▶ **Material for the task**
....

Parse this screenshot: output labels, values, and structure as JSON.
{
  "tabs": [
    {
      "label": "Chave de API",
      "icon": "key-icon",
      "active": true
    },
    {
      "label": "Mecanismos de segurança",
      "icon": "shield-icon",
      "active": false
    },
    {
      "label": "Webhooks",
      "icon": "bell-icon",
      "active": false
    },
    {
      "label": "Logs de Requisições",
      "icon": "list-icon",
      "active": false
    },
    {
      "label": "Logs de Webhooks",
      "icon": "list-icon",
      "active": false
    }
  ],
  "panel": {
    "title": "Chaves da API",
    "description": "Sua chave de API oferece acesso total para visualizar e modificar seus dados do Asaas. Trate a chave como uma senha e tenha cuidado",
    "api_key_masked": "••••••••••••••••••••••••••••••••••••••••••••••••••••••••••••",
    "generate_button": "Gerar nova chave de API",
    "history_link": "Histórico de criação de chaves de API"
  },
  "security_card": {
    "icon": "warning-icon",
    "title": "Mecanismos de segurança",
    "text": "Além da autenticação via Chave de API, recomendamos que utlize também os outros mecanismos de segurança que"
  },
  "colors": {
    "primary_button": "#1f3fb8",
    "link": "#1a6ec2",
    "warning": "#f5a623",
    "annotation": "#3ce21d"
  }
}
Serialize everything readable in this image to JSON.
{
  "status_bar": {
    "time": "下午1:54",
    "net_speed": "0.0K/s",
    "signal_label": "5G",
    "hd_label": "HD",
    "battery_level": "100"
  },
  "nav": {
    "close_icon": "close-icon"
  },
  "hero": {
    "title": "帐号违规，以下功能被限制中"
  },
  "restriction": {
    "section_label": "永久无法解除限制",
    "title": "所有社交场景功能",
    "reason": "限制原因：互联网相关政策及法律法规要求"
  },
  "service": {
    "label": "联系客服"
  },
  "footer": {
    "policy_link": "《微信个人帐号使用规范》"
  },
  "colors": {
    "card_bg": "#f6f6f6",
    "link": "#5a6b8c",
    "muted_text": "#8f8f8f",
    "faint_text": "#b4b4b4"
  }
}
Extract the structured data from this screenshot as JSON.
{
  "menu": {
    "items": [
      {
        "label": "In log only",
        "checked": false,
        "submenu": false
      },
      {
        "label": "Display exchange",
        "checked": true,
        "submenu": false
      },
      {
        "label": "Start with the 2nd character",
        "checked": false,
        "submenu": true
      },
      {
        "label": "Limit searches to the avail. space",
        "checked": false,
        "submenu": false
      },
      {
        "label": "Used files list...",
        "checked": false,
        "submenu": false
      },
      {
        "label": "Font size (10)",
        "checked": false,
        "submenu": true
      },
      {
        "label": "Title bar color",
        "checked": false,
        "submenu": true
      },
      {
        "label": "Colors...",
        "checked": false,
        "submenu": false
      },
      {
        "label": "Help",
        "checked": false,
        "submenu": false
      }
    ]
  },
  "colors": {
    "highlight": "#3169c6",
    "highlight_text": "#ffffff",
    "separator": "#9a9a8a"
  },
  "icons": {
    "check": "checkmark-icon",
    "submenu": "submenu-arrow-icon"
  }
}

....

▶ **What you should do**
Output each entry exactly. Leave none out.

▶ **Exercise answer**
Parse this screenshot: output labels, values, and structure as JSON.
{
  "tabs": [
    {
      "label": "Chave de API",
      "icon": "key-icon",
      "active": true
    },
    {
      "label": "Mecanismos de segurança",
      "icon": "shield-icon",
      "active": false
    },
    {
      "label": "Webhooks",
      "icon": "bell-icon",
      "active": false
    },
    {
      "label": "Logs de Requisições",
      "icon": "list-icon",
      "active": false
    },
    {
      "label": "Logs de Webhooks",
      "icon": "list-icon",
      "active": false
    }
  ],
  "panel": {
    "title": "Chaves da API",
    "description": "Sua chave de API oferece acesso total para visualizar e modificar seus dados do Asaas. Trate a chave como uma senha e tenha cuidado",
    "api_key_masked": "••••••••••••••••••••••••••••••••••••••••••••••••••••••••••••",
    "generate_button": "Gerar nova chave de API",
    "history_link": "Histórico de criação de chaves de API"
  },
  "security_card": {
    "icon": "warning-icon",
    "title": "Mecanismos de segurança",
    "text": "Além da autenticação via Chave de API, recomendamos que utlize também os outros mecanismos de segurança que"
  },
  "colors": {
    "primary_button": "#1f3fb8",
    "link": "#1a6ec2",
    "warning": "#f5a623",
    "annotation": "#3ce21d"
  }
}
Serialize everything readable in this image to JSON.
{
  "status_bar": {
    "time": "下午1:54",
    "net_speed": "0.0K/s",
    "signal_label": "5G",
    "hd_label": "HD",
    "battery_level": "100"
  },
  "nav": {
    "close_icon": "close-icon"
  },
  "hero": {
    "title": "帐号违规，以下功能被限制中"
  },
  "restriction": {
    "section_label": "永久无法解除限制",
    "title": "所有社交场景功能",
    "reason": "限制原因：互联网相关政策及法律法规要求"
  },
  "service": {
    "label": "联系客服"
  },
  "footer": {
    "policy_link": "《微信个人帐号使用规范》"
  },
  "colors": {
    "card_bg": "#f6f6f6",
    "link": "#5a6b8c",
    "muted_text": "#8f8f8f",
    "faint_text": "#b4b4b4"
  }
}
Extract the structured data from this screenshot as JSON.
{
  "menu": {
    "items": [
      {
        "label": "In log only",
        "checked": false,
        "submenu": false
      },
      {
        "label": "Display exchange",
        "checked": true,
        "submenu": false
      },
      {
        "label": "Start with the 2nd character",
        "checked": false,
        "submenu": true
      },
      {
        "label": "Limit searches to the avail. space",
        "checked": false,
        "submenu": false
      },
      {
        "label": "Used files list...",
        "checked": false,
        "submenu": false
      },
      {
        "label": "Font size (10)",
        "checked": false,
        "submenu": true
      },
      {
        "label": "Title bar color",
        "checked": false,
        "submenu": true
      },
      {
        "label": "Colors...",
        "checked": false,
        "submenu": false
      },
      {
        "label": "Help",
        "checked": false,
        "submenu": false
      }
    ]
  },
  "colors": {
    "highlight": "#3169c6",
    "highlight_text": "#ffffff",
    "separator": "#9a9a8a"
  },
  "icons": {
    "check": "checkmark-icon",
    "submenu": "submenu-arrow-icon"
  }
}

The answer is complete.